››› piechart(examplesyllabustable, "coursecomponent", "gradeweight")
barchart(t :: Table, ls :: String, vs :: String) > Image

Displays an
Image
of a barchart from the givenTable
(one bar per row).ls
names the column of theTable
to use for labels, andvs
names the column of theTable
to use for values in the bar chart.examplesyllabustable = table: coursecomponent, gradeweight row: "Drills/Lecture Activities", 10 row: "Labs", 10 row: "Homeworks", 25 row: "Projects", 25 row: "Code Checkins", 15 row: "Exams", 15 end
››› barchart(examplesyllabustable, "coursecomponent", "gradeweight")
freqbarchart(t :: Table, vs :: String) > Image

Display an
Image
of a frequency barchart from the givenTable
. There is one bar for each unique value of the column with namevs
(showing the number of occurrences of that value).favoritecolorstable = table: color row: "blue" row: "red" row: "green" row: "blue" row: "blue" row: "red" end
››› freqbarchart(favoritecolorstable, "color")
boxplot(t :: Table, vs :: String) > Image

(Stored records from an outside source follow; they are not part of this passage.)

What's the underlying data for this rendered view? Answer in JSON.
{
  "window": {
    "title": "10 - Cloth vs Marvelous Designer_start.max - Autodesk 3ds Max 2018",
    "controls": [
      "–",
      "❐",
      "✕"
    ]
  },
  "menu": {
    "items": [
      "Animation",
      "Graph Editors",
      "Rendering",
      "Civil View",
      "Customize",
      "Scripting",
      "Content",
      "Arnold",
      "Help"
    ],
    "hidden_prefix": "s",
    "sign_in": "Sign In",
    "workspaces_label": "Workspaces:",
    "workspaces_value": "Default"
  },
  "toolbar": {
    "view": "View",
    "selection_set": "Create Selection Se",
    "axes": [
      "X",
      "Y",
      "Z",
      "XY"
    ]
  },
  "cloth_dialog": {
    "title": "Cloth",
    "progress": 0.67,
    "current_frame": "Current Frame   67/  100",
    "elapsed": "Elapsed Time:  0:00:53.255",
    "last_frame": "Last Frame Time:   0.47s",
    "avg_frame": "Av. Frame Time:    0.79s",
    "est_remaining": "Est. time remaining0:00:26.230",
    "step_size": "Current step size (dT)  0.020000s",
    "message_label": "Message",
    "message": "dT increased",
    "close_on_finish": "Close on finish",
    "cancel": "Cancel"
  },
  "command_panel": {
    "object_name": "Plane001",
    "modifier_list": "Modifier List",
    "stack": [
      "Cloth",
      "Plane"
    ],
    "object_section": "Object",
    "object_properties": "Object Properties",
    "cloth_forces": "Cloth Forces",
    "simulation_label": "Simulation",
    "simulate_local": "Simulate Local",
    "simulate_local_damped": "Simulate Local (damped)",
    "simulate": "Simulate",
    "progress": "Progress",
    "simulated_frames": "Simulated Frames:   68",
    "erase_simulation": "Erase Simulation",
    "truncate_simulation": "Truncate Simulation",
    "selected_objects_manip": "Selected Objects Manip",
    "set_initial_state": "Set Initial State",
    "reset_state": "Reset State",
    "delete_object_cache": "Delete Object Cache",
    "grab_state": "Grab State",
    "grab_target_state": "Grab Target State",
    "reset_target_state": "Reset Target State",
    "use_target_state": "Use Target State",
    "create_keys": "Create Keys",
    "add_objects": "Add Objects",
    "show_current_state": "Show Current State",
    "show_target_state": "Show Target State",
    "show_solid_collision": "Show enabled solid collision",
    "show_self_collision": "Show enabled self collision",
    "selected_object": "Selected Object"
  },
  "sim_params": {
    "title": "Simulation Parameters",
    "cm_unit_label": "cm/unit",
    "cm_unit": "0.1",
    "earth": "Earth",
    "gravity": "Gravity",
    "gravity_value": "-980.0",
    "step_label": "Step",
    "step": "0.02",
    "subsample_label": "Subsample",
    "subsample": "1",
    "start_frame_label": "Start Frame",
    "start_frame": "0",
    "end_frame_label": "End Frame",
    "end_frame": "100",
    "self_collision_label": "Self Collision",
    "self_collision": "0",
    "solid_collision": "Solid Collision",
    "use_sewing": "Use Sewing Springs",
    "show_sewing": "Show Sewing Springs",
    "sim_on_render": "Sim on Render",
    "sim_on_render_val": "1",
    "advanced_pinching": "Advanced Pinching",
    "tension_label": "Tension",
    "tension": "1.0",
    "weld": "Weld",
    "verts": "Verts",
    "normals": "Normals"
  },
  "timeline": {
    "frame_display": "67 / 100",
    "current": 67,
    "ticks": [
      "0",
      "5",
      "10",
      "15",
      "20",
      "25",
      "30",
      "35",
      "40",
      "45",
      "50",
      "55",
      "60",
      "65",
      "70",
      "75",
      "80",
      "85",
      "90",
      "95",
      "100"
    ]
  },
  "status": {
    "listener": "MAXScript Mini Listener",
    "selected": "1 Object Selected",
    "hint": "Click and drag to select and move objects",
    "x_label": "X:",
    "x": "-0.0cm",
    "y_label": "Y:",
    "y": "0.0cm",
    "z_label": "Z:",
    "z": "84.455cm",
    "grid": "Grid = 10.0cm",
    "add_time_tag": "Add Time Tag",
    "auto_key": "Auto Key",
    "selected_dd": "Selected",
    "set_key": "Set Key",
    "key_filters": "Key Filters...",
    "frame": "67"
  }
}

Produces an
Image
of a box plot of the values in the column namedvs
in theTable
. A box plot shows the minimum, maximum, and median values of a column, as well as the first (lowest) and third quartiles of the dataset; this is helpful for seeing the variation in a dataset.››› boxplot(heightweighttable, "weight")